I don't like this idea one bit.
"In the A-11, players do not wear the traditional jersey numbers for linemen: they use 1-49, and 80 through 99, which is legal. This means that all 11 players on offense can be eligible for a pass. In essence, the offense creates an island for 11 players, spreading the defense out, and looking for one-on-one matchups."It pretty much makes for chaos.
Maybe I'm out of the loop on this, but I wasn't aware of the tension between "traditional" eligible receiver rules and this A-11 business. Coach Bryan is very aware though.
"There is a demonstrative benefit of using the A-11 offense, and there is room in America for more than one style of football," Bryan said. "There is a loud, ugly minority out there that is against this offense. "This is standing up for the little guy in football, the schools without the numbers of kids or the big linemen. There is a huge disconnect between the players on the ground, the kids that play in this offense and the National Federation."So, he's claiming that he opted for this because his school didn't have enough players or enough linemen. Am I too assume the if his school does get enough players, then he'll return to the standard receiver rules or is it more that he couldn't hack it as a coach without these cheap rules? Regardless, this...
If a player gets set on the line, and another player lines up outside that player, the inside player is ineligible to catch a pass.

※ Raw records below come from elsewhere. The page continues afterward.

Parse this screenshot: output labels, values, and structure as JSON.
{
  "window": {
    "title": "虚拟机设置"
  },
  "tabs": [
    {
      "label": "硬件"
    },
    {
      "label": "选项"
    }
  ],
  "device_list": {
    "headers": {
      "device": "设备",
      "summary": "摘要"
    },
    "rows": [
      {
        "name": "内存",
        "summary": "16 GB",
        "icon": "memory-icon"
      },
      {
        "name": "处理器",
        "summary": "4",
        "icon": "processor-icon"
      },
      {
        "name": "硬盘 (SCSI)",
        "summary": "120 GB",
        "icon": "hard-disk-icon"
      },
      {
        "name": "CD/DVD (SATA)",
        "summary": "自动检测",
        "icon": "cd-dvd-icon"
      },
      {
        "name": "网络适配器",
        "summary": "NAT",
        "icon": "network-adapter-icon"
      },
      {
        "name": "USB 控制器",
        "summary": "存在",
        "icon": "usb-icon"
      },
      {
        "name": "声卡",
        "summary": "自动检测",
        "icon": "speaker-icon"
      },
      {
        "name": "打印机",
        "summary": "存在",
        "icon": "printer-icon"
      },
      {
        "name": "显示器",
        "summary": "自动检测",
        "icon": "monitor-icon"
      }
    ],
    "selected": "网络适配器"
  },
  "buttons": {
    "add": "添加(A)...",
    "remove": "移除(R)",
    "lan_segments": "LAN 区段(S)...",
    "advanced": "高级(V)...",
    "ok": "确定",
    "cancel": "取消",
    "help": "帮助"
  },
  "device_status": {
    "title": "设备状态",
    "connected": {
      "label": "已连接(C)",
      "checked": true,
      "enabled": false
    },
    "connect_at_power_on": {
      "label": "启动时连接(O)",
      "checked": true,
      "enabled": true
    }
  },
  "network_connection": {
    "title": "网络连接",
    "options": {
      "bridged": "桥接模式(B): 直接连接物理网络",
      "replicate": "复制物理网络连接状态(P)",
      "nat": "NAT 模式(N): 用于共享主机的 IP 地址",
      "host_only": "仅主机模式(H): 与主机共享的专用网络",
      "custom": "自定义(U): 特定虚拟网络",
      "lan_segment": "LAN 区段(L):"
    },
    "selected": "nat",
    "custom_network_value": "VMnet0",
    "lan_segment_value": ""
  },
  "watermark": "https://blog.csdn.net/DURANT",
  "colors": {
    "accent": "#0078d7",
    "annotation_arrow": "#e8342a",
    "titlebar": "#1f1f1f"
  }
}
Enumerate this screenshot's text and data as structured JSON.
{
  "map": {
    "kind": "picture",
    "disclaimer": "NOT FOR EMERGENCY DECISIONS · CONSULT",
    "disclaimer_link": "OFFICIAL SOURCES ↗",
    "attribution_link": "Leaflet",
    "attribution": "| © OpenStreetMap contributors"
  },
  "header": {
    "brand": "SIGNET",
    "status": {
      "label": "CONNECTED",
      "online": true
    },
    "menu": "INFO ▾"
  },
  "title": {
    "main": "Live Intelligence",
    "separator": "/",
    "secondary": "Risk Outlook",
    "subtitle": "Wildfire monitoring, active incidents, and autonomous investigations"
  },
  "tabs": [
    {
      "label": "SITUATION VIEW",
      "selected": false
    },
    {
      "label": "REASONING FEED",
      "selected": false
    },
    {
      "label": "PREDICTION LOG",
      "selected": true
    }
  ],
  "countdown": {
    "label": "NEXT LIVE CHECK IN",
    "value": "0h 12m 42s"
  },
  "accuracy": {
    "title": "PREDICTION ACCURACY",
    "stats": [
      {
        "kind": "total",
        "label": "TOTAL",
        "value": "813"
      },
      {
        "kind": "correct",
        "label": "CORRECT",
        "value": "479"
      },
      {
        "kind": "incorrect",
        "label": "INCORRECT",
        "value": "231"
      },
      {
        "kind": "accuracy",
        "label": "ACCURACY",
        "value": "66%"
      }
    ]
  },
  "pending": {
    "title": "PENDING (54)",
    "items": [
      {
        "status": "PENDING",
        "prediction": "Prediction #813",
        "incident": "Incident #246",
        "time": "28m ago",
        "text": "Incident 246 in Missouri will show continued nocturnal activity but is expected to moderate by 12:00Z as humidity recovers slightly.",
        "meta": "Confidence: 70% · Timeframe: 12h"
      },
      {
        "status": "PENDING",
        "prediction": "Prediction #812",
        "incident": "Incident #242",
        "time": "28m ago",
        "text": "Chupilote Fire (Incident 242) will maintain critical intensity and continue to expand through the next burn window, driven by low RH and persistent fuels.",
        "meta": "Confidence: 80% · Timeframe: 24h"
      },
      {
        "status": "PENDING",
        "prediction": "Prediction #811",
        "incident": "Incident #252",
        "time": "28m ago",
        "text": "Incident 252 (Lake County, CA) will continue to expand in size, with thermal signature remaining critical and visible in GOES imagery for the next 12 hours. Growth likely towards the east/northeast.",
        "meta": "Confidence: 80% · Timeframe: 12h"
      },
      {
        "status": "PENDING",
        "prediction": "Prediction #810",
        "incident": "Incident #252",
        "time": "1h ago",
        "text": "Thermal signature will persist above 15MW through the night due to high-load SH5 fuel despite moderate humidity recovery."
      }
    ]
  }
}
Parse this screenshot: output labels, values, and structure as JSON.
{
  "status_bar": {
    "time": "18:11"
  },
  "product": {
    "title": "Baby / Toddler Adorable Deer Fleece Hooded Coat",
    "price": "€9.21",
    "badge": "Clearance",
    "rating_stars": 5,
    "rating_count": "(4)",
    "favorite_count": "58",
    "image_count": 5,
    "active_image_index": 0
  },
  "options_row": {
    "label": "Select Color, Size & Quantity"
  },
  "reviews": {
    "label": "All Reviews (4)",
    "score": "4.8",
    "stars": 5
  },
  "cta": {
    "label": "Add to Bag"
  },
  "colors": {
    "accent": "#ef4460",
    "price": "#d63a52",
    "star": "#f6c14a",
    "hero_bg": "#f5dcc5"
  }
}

What the A-11 can do is have offensive players wait until the final seconds of the play clock and then take positions on the line making it difficult for the defense to know, until the last moment, which receivers are eligible....equates to pandemonium on the field.